──────── DATASET EXTRACT ────────

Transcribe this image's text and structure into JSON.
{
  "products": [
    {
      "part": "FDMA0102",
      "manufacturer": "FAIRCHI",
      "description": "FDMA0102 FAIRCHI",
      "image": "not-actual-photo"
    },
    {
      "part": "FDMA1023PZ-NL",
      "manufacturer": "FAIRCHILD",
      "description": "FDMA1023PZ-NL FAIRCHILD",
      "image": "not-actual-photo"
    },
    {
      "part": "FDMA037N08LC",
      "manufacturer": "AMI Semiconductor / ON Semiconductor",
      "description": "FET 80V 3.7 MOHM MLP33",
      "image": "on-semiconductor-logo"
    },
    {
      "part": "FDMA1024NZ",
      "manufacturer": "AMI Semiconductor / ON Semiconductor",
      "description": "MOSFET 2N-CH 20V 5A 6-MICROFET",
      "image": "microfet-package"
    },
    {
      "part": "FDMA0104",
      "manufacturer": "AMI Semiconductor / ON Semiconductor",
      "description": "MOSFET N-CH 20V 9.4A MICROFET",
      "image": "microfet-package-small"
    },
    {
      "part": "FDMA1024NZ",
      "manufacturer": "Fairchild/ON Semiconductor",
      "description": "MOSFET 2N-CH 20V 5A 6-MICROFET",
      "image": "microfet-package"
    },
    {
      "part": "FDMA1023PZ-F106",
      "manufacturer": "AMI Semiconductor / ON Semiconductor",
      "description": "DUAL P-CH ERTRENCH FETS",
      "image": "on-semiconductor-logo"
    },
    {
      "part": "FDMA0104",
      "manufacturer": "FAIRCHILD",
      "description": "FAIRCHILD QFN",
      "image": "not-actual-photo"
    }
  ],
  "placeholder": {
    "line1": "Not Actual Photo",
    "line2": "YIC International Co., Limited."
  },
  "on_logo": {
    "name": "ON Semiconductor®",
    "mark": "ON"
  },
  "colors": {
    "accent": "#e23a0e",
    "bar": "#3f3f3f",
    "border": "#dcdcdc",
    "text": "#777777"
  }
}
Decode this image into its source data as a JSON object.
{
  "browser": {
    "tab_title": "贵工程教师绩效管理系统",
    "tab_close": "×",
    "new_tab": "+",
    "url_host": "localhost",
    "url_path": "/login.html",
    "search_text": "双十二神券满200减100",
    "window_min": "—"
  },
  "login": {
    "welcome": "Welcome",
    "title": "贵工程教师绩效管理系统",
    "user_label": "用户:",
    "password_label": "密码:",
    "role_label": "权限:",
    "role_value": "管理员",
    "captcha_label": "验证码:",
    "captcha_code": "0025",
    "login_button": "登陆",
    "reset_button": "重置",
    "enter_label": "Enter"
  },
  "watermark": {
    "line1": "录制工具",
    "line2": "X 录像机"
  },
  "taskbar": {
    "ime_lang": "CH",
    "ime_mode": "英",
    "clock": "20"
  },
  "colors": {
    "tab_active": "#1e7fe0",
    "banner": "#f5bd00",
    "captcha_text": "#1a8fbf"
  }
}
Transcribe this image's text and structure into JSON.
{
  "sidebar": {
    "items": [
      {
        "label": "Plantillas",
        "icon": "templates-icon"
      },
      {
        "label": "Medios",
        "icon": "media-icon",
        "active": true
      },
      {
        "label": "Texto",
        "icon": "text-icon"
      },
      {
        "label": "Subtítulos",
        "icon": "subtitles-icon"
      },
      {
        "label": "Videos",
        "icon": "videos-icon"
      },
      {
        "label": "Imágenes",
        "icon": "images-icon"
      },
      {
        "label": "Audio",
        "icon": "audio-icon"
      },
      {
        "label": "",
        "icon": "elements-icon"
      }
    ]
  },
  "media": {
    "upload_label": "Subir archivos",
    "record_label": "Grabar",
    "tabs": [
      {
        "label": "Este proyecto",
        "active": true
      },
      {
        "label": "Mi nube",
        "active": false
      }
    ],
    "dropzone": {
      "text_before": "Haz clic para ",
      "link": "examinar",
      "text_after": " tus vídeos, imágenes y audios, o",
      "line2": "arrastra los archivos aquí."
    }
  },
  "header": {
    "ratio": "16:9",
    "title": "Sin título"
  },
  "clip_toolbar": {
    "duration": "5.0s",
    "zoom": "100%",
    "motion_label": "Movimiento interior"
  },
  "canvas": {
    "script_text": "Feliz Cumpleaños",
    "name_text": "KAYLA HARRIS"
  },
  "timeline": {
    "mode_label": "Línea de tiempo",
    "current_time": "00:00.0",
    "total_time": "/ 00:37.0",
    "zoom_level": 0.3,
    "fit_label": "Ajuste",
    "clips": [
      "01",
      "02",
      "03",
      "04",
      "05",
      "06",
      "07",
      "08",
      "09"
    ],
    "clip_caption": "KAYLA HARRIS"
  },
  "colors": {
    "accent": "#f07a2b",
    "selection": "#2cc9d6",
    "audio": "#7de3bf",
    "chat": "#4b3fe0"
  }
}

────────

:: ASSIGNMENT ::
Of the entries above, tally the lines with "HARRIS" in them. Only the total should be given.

:: REPLY ::
2